Chris Gehrz, a professor of history at Bethel University in Minnesota, has some good thoughts and questions today. Reacting to polls showing strong white evangelical support for Trump’s travel ban executive order, Gehrz writes:
I’m from an evangelical family, attend an evangelical church, and work at an evangelical university, and I can’t think of a single evangelical who viewed that executive order favorably. Perhaps I just move in relatively progressive circles, or people are censoring themselves around me (in person or on social media). But off hand I can think of several evangelicals in my acquaintance who supported Trump (or at least opposed Clinton) and yet were bothered by the order.
Moreover, on this particular issue, a wide array of evangelical leaders actually did speak out, responding with varying degrees of alarm to the administration’s treatment of refugees and preference for some religions over another.
So what do we make of this 76% figure? It’s entirely possible that evangelical has simply lost all meaning. Or that there’s a fundamental split between the term as a category that historians like me use to interpret religious belief and behavior and the term as what Tim Gloege has called a “marketing segment… ‘Evangelicals’ in this sense were not an untapped segment of voters that pollsters discovered, it was one they created.”
So “this ‘evangelicalism’ was not an organic movement; it was a conjured segment.” But a conjured segment that soon attracted leaders… many of whom now seem not to speak for their supposed followers.
Read the whole thing. I do think there is an artificial polling effect here. Call it a self-fulfilling prophecy or a feedback loop. As “white evangelical” becomes primarily a political moniker in our public discourse, those who disagree with the politics the term signifies stop calling themselves white evangelicals. Anecdotally, we saw a lot of this immediately following the election. If “white evangelical” just means “a White Christian with conservative politics” then the polling results are predetermined.
But there’s something else going on here too. I’m inclined to say to Gehrz: yes, you do just move in relatively progressive circles. It seems to me that white evangelicals who say they don’t know evangelical Trump supporters (or supporters of the ban specifically) are either in a really unusual bubble or they’re kidding themselves. In these progressive evangelical circles, we hear it said that the polls showing 75% white evangelical support for Trump reflect “cultural Christians” in the South who don’t even go to church and aren’t “real” evangelicals. I think the pervasiveness of this feeling does tell us something about how diverse and divided evangelicalism is. But mostly I think this is a self-serving way to avoid facing the rot in our own communities.

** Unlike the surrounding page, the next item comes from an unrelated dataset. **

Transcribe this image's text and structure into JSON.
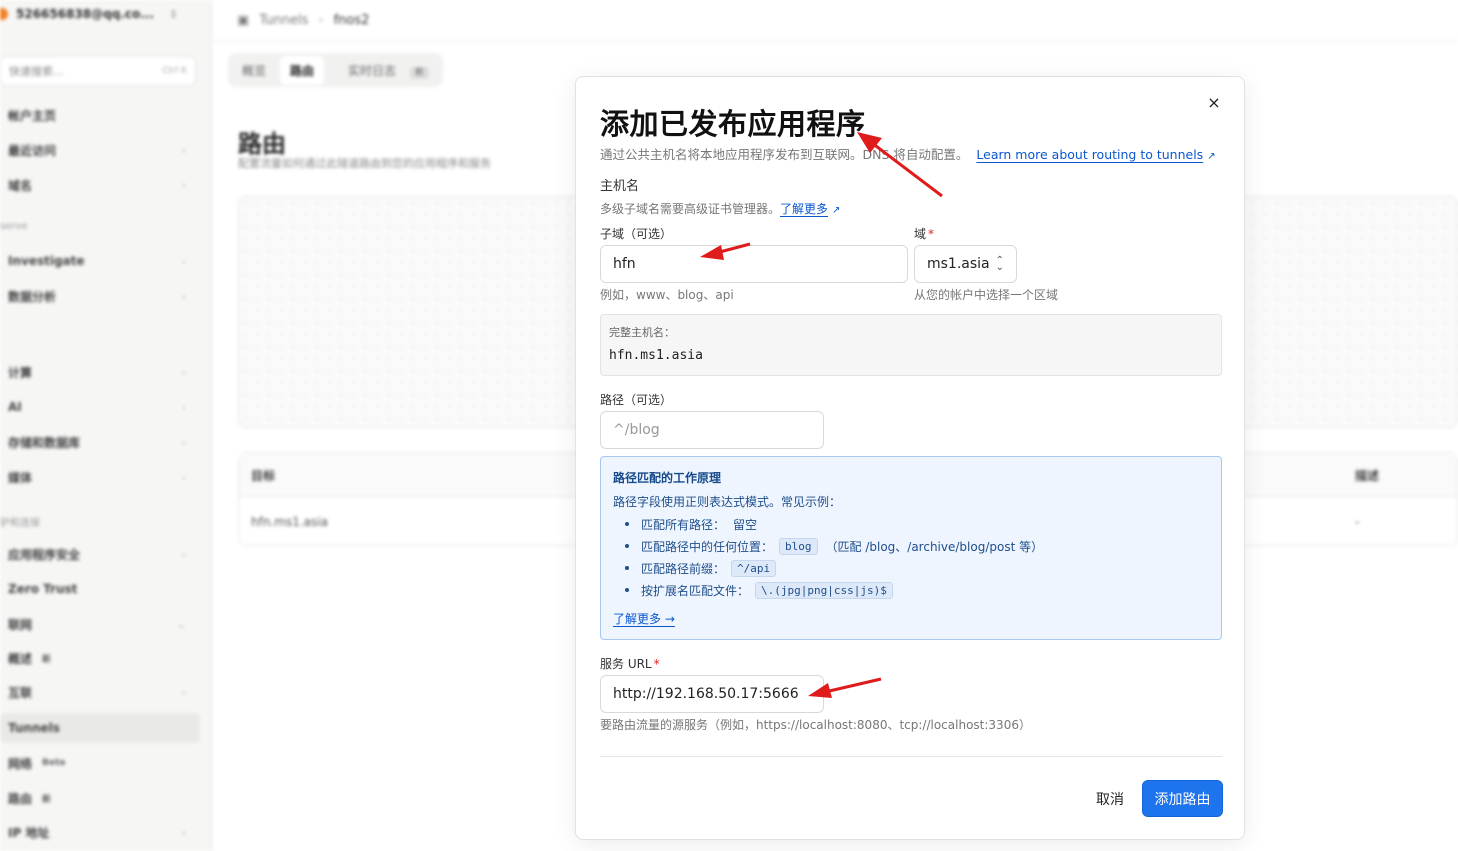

Let’s grant that the polls overstate Trump support among “real” evangelicals (whoever they are). The support still appears very strong among churchgoing white evangelicals, almost certainly a healthy majority. How do we know? We can start with Pew’s poll last week, which showed support for Trump by frequency of attendance at religious services. This measure is extremely broad in that it encompasses all kinds of Christianity and other religions as well, but in a way it is more specific than asking someone if they are a white evangelical. Whether or not you go to religious services is more concrete and easy to answer than whether you affirm a disputed identity. In the absence of more detailed polling of white evangelicals, generic religious attendance might be a better measure. And what that shows is that high religious attendance is correlated with support for Trump.
Consider also a Barna poll from last October. It asked people in more detail about their religious beliefs and classified them as evangelicals based on a series of theological questions rather than self-identification. The result? 55% of evangelicals backed Trump compared to 2% for Clinton. Barna’s post-election recap found that the strongest support for Trump was among these evangelicals, not among nominal believers.
Historians can quibble with this data too, mostly because it is defining evangelical only by claimed beliefs rather than practices. But the evidence we have—imperfect though it is—paints an uncomfortable picture. Most committed church-going white evangelicals probably support Trump. A majority may even have an actively favorable view of his presidency. There’s no easy answer to this, or excuse for it. But this is our reality, and we need to face it.